Wednesday, 12 November 2014

Oh ya, I'm here to teach!

After leaving orientation and heading for my new home in Mokpo, my co-teacher and I ran several errands before we were able to call it a night. Immigration office, school visit to meet the Principal and Vice Principal, HomePlus for some essentials, and bussing to and from school from my apartment (so I knew how to get to school the next day). We also stopped at a beautiful spot for some coffee to meet two other people who work at the school in administration.

View from lunch 

My first day at school (Wednesday) I didn't have any real classes to teach, which was a nice break. I spent the day lesson planning, and you know, Internet stuff. This was all in between saying "Hello!" countless times to all the students curious about the new foreign teacher. Wednesdays are also the volleyball day at school. Not just my school, but I think almost every school (almost) in Korea. It is HUGE here. So, since I was given the warning beforehand, I left my apartment that morning with my small gym bag in hand, hoping the gym outfit I had chosen was appropriate enough. Even though a long sleeve shirt and yoga capri pants are about as conservative as you get (this is my anxiety speaking). But what if they didn't change for volleyball?? What if they think yoga pants are very risqué?? These were all thoughts that crossed my mind. So, once 6th period came along, I was relieved to see other female teachers changing into gym clothes, although some did stay in their work clothes. It was also a relief to know I had gone the right path with the long sleeves and pants, since the other Korean teachers were also wearing long sleeves and pants. Except, not yoga style. But that was minor. 

Side Note: For those who aren't aware, Korean style is very different than Western style. Women rarely show any of their chest. And I don't mean, cleavage, just that regular skin beneath your neck, for lack of a better description. Most ladies' tops have very high necks, if they aren't turtle necks already. Showing this area is seen as a bit taboo in Korea, however showing a lot of leg is not. I've noticed many females wearing dresses or skirts that in Canada we would definitely deem as way too short. This makes for confusing fashion choices for us foreigners, especially in the workplace. But, I've learned to observe what they wear, take mental notes, and do as they do.

Ok: back to volleyball. Even though this was only my first day at school, first time meeting everyone, and can only speak 4 essential sentences in Korean, volleyball was so fun. The majority of the time I literally had no idea what they were saying, but I didn't need to know. I could still laugh, clap, say "nice!" at a good shot. Honestly, I don't have the right words to say how I felt. At one point I felt quite emotional. I had just met these people and despite the language barrier, we were having so much fun and they were so welcoming. Needless to say, I left my first day of school feeling pretty good.

My Middle School
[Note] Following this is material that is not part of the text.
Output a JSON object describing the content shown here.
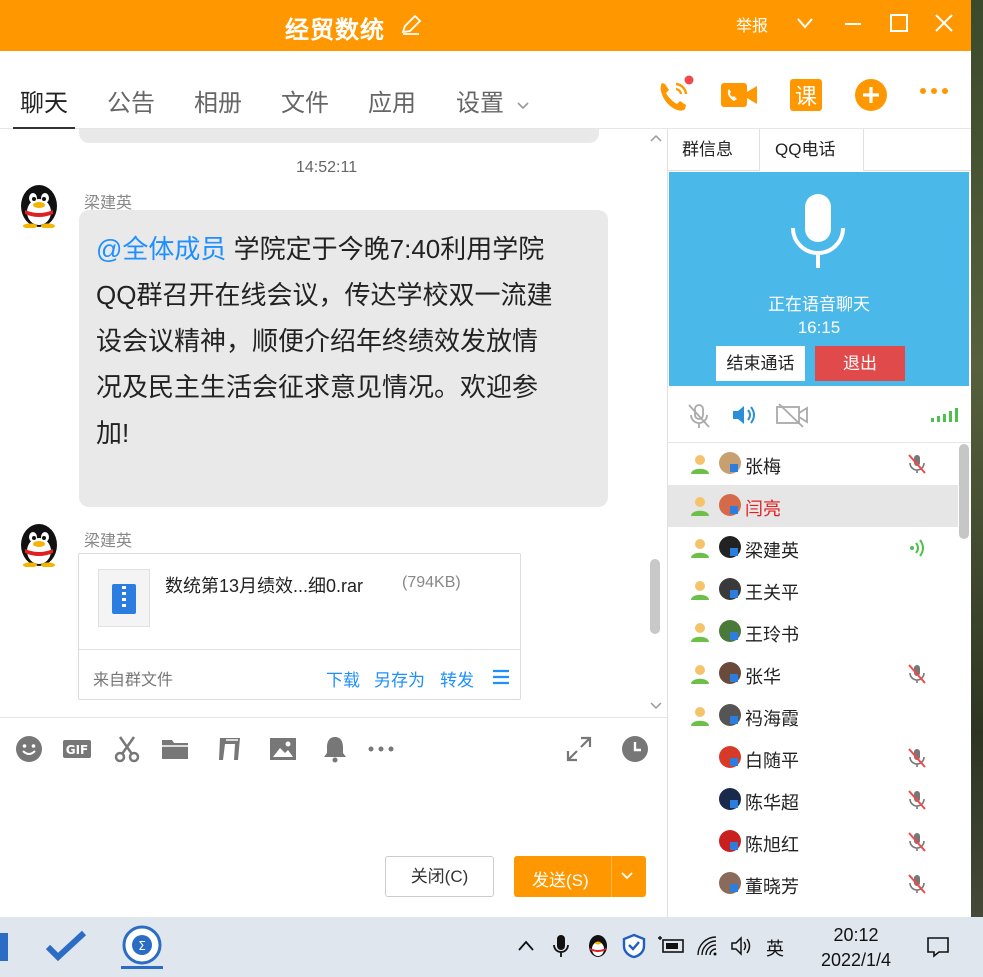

Thursdays I'm usually at a high school, so this day was also spent lesson planning for the next week. Friday, was my first day at my elementary school, and they have my heart already. They are so sweet, energetic and welcoming. My biggest class is 8 kids. Yes, EIGHT kids. This is so wonderful. My co-teacher for elementary is also so great. She is very curious about the English language, so a lot of our conversations are spent discussing English and all the different colloquialisms. This is interesting to me, as a lot of the expressions we use literally do not make sense, since they are very figurative in nature. Sometimes it's challenging trying to explain these things, but it puts a new perspective on things, since they are things I have either a) never noticed or b) taken for granted in this complicated English language.

Next week I still do not have a full teaching schedule, since High Schoolers are still writing exams, and the Grade 3 Middle School students (Grade 9 Canadian equivalent) are writing their high school entrance exams. So yes, I am teaching all levels. Grade 3 Elementary all the way up the Grade 12 (we call it High School 3 here in Korea). It definitely wont be easy, but I am up for the challenge!

I will post about school again soon once I have had a full week of REAL teaching (November 17th-21st).

Until then,

- Laura in Korea

No comments:

Post a Comment